--- TASK INPUT ---

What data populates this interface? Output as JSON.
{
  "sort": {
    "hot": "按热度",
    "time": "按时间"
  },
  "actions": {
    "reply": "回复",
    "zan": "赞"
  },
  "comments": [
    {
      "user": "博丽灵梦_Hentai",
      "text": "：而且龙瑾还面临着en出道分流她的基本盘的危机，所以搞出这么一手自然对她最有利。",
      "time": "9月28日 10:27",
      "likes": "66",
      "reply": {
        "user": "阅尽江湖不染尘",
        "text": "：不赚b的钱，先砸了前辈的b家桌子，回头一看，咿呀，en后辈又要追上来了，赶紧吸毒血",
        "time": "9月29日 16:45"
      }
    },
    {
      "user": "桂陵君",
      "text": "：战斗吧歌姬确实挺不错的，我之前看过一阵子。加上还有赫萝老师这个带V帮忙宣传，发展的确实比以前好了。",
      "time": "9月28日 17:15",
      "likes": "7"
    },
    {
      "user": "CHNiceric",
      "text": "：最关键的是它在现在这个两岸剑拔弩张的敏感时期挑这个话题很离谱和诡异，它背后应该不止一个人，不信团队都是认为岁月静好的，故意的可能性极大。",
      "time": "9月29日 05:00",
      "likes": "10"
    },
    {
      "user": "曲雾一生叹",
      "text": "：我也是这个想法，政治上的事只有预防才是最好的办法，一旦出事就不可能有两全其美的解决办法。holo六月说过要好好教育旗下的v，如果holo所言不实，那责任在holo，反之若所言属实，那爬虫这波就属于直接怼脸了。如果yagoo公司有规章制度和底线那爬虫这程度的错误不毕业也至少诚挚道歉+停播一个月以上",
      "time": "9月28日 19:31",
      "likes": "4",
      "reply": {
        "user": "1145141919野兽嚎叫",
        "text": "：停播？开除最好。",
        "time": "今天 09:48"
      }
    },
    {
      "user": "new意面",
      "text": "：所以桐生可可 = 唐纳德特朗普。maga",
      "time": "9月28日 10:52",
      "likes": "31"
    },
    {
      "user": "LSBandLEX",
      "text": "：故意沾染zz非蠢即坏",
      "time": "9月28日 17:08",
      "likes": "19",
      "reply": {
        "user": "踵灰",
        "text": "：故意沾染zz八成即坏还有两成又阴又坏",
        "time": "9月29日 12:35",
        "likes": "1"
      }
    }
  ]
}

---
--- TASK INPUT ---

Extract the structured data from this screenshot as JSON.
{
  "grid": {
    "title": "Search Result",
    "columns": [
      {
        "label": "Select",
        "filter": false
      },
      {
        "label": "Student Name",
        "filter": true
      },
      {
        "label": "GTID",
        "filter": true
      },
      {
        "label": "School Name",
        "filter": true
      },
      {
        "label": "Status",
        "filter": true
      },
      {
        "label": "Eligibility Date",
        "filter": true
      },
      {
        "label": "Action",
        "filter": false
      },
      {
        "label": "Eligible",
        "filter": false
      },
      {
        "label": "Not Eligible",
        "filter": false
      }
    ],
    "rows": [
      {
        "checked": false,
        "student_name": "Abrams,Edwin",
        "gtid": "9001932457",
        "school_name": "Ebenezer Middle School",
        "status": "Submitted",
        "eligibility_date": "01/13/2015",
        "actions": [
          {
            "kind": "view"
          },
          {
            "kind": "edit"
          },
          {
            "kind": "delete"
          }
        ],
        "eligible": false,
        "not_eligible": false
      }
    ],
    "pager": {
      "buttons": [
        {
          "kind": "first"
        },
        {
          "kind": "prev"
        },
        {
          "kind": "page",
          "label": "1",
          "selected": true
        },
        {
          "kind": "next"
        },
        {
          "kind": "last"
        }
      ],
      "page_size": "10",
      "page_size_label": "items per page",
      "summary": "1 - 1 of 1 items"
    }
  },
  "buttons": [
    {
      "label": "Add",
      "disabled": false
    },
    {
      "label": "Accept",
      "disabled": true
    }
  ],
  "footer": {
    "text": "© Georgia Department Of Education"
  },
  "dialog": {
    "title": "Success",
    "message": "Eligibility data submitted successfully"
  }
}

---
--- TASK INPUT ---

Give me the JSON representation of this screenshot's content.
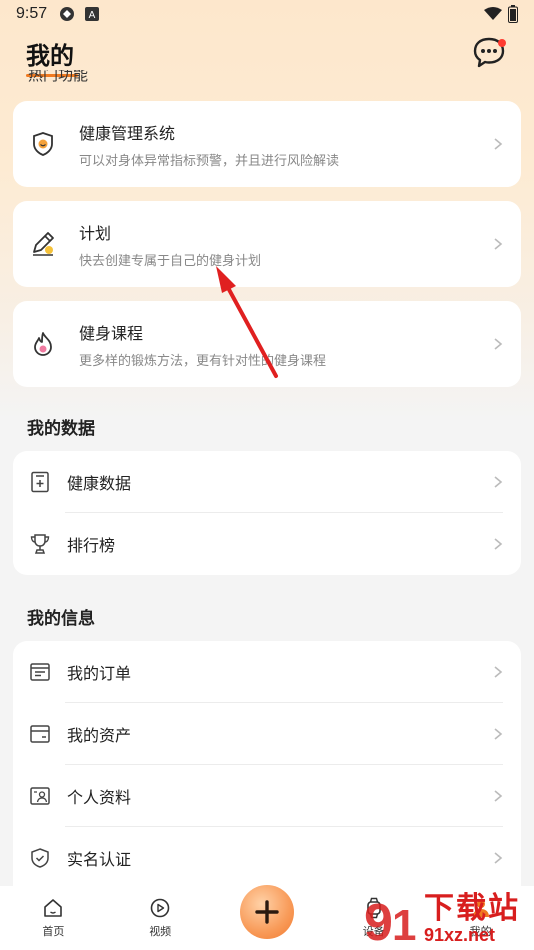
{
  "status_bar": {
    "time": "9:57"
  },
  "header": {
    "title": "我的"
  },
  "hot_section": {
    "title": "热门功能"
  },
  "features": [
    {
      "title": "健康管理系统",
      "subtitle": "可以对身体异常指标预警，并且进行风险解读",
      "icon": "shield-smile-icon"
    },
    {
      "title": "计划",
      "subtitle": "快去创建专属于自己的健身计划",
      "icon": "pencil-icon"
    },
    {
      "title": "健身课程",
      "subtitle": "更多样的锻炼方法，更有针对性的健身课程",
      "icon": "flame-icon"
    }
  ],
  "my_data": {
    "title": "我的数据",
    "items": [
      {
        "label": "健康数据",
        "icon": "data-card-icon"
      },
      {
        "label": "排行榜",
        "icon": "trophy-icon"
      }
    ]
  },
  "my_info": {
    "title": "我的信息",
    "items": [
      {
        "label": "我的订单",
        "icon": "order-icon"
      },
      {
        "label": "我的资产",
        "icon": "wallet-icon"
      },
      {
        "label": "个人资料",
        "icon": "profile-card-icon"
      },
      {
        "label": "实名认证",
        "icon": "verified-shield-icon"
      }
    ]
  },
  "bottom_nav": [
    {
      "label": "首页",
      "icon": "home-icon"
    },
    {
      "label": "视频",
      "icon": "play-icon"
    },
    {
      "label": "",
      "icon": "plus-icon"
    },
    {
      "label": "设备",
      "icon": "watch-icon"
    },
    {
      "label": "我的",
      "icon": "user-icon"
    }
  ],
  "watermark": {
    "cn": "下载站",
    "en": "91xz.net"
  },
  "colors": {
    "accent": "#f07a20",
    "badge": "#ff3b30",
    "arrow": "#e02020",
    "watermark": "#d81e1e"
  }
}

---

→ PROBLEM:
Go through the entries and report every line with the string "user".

→ EXERCISE SOLUTION:
      "user": "博丽灵梦_Hentai",
        "user": "阅尽江湖不染尘",
      "user": "桂陵君",
      "user": "CHNiceric",
      "user": "曲雾一生叹",
        "user": "1145141919野兽嚎叫",
      "user": "new意面",
      "user": "LSBandLEX",
        "user": "踵灰",
      "icon": "user-icon"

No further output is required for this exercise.